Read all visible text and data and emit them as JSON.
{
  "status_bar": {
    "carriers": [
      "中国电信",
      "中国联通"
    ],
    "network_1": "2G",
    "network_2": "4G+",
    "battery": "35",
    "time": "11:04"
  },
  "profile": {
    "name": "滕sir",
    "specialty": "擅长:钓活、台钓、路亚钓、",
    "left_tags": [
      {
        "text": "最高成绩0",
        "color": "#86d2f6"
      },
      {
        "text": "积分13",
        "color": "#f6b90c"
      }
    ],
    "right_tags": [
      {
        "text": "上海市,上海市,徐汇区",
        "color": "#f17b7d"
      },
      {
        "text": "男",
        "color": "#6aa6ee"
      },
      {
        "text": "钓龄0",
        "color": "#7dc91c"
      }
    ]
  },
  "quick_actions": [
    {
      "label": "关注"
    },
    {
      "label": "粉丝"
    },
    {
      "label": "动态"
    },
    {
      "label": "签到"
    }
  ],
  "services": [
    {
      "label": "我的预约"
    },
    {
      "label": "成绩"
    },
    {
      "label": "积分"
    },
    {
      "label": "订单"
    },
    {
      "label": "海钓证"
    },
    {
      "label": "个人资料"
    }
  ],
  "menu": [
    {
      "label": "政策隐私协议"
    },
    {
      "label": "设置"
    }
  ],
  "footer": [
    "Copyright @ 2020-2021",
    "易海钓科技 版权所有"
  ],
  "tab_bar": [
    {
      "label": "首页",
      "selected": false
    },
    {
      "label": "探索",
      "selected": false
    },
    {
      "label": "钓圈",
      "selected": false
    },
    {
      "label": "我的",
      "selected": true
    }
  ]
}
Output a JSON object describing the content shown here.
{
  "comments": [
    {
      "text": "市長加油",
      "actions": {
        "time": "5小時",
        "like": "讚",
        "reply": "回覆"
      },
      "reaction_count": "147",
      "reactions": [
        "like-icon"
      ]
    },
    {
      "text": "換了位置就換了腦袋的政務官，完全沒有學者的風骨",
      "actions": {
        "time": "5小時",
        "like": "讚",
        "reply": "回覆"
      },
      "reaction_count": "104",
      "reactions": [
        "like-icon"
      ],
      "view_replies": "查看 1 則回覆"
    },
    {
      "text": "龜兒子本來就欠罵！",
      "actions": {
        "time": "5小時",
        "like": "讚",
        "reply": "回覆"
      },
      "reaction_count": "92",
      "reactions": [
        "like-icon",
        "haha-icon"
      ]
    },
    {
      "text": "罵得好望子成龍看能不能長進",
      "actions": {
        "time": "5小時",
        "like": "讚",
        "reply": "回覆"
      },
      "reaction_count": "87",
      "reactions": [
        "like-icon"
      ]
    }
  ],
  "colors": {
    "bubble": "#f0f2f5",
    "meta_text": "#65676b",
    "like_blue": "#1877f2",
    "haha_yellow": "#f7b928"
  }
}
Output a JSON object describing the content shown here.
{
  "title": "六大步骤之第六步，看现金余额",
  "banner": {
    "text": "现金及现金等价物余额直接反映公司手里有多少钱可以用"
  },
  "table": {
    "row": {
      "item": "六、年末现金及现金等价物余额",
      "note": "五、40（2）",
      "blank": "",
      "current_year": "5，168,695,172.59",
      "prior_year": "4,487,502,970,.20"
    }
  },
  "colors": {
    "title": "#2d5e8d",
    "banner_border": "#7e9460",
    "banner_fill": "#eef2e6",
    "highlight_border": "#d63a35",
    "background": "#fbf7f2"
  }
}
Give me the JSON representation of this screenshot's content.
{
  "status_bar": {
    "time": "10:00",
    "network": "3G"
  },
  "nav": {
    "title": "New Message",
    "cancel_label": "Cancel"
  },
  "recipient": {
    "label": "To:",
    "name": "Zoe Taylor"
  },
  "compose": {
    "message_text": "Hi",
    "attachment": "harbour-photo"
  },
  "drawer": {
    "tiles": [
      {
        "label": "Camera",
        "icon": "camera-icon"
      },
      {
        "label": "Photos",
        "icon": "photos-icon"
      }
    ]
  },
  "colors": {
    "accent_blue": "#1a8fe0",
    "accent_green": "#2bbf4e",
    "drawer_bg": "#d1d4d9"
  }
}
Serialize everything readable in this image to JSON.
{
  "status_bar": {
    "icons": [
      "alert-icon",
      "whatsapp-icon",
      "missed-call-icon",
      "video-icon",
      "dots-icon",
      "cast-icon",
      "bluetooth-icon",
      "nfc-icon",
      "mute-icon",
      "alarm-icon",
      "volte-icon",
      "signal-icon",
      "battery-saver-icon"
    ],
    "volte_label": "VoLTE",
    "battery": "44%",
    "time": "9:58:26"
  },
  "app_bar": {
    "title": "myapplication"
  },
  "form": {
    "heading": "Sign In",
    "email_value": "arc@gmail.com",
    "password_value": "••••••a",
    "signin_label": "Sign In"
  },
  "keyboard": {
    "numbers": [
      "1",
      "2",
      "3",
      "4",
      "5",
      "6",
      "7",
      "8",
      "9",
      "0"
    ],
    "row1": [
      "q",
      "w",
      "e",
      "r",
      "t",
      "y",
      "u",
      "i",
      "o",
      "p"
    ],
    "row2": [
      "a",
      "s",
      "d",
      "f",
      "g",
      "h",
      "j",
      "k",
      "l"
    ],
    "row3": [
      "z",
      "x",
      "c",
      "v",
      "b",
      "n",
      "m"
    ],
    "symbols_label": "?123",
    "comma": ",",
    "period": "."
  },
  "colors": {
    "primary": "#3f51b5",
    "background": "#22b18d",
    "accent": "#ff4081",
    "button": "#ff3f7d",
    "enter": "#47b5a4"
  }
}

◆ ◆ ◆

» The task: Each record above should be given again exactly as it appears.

» Exercise output:
Read all visible text and data and emit them as JSON.
{
  "status_bar": {
    "carriers": [
      "中国电信",
      "中国联通"
    ],
    "network_1": "2G",
    "network_2": "4G+",
    "battery": "35",
    "time": "11:04"
  },
  "profile": {
    "name": "滕sir",
    "specialty": "擅长:钓活、台钓、路亚钓、",
    "left_tags": [
      {
        "text": "最高成绩0",
        "color": "#86d2f6"
      },
      {
        "text": "积分13",
        "color": "#f6b90c"
      }
    ],
    "right_tags": [
      {
        "text": "上海市,上海市,徐汇区",
        "color": "#f17b7d"
      },
      {
        "text": "男",
        "color": "#6aa6ee"
      },
      {
        "text": "钓龄0",
        "color": "#7dc91c"
      }
    ]
  },
  "quick_actions": [
    {
      "label": "关注"
    },
    {
      "label": "粉丝"
    },
    {
      "label": "动态"
    },
    {
      "label": "签到"
    }
  ],
  "services": [
    {
      "label": "我的预约"
    },
    {
      "label": "成绩"
    },
    {
      "label": "积分"
    },
    {
      "label": "订单"
    },
    {
      "label": "海钓证"
    },
    {
      "label": "个人资料"
    }
  ],
  "menu": [
    {
      "label": "政策隐私协议"
    },
    {
      "label": "设置"
    }
  ],
  "footer": [
    "Copyright @ 2020-2021",
    "易海钓科技 版权所有"
  ],
  "tab_bar": [
    {
      "label": "首页",
      "selected": false
    },
    {
      "label": "探索",
      "selected": false
    },
    {
      "label": "钓圈",
      "selected": false
    },
    {
      "label": "我的",
      "selected": true
    }
  ]
}
Output a JSON object describing the content shown here.
{
  "comments": [
    {
      "text": "市長加油",
      "actions": {
        "time": "5小時",
        "like": "讚",
        "reply": "回覆"
      },
      "reaction_count": "147",
      "reactions": [
        "like-icon"
      ]
    },
    {
      "text": "換了位置就換了腦袋的政務官，完全沒有學者的風骨",
      "actions": {
        "time": "5小時",
        "like": "讚",
        "reply": "回覆"
      },
      "reaction_count": "104",
      "reactions": [
        "like-icon"
      ],
      "view_replies": "查看 1 則回覆"
    },
    {
      "text": "龜兒子本來就欠罵！",
      "actions": {
        "time": "5小時",
        "like": "讚",
        "reply": "回覆"
      },
      "reaction_count": "92",
      "reactions": [
        "like-icon",
        "haha-icon"
      ]
    },
    {
      "text": "罵得好望子成龍看能不能長進",
      "actions": {
        "time": "5小時",
        "like": "讚",
        "reply": "回覆"
      },
      "reaction_count": "87",
      "reactions": [
        "like-icon"
      ]
    }
  ],
  "colors": {
    "bubble": "#f0f2f5",
    "meta_text": "#65676b",
    "like_blue": "#1877f2",
    "haha_yellow": "#f7b928"
  }
}
Output a JSON object describing the content shown here.
{
  "title": "六大步骤之第六步，看现金余额",
  "banner": {
    "text": "现金及现金等价物余额直接反映公司手里有多少钱可以用"
  },
  "table": {
    "row": {
      "item": "六、年末现金及现金等价物余额",
      "note": "五、40（2）",
      "blank": "",
      "current_year": "5，168,695,172.59",
      "prior_year": "4,487,502,970,.20"
    }
  },
  "colors": {
    "title": "#2d5e8d",
    "banner_border": "#7e9460",
    "banner_fill": "#eef2e6",
    "highlight_border": "#d63a35",
    "background": "#fbf7f2"
  }
}
Give me the JSON representation of this screenshot's content.
{
  "status_bar": {
    "time": "10:00",
    "network": "3G"
  },
  "nav": {
    "title": "New Message",
    "cancel_label": "Cancel"
  },
  "recipient": {
    "label": "To:",
    "name": "Zoe Taylor"
  },
  "compose": {
    "message_text": "Hi",
    "attachment": "harbour-photo"
  },
  "drawer": {
    "tiles": [
      {
        "label": "Camera",
        "icon": "camera-icon"
      },
      {
        "label": "Photos",
        "icon": "photos-icon"
      }
    ]
  },
  "colors": {
    "accent_blue": "#1a8fe0",
    "accent_green": "#2bbf4e",
    "drawer_bg": "#d1d4d9"
  }
}
Serialize everything readable in this image to JSON.
{
  "status_bar": {
    "icons": [
      "alert-icon",
      "whatsapp-icon",
      "missed-call-icon",
      "video-icon",
      "dots-icon",
      "cast-icon",
      "bluetooth-icon",
      "nfc-icon",
      "mute-icon",
      "alarm-icon",
      "volte-icon",
      "signal-icon",
      "battery-saver-icon"
    ],
    "volte_label": "VoLTE",
    "battery": "44%",
    "time": "9:58:26"
  },
  "app_bar": {
    "title": "myapplication"
  },
  "form": {
    "heading": "Sign In",
    "email_value": "arc@gmail.com",
    "password_value": "••••••a",
    "signin_label": "Sign In"
  },
  "keyboard": {
    "numbers": [
      "1",
      "2",
      "3",
      "4",
      "5",
      "6",
      "7",
      "8",
      "9",
      "0"
    ],
    "row1": [
      "q",
      "w",
      "e",
      "r",
      "t",
      "y",
      "u",
      "i",
      "o",
      "p"
    ],
    "row2": [
      "a",
      "s",
      "d",
      "f",
      "g",
      "h",
      "j",
      "k",
      "l"
    ],
    "row3": [
      "z",
      "x",
      "c",
      "v",
      "b",
      "n",
      "m"
    ],
    "symbols_label": "?123",
    "comma": ",",
    "period": "."
  },
  "colors": {
    "primary": "#3f51b5",
    "background": "#22b18d",
    "accent": "#ff4081",
    "button": "#ff3f7d",
    "enter": "#47b5a4"
  }
}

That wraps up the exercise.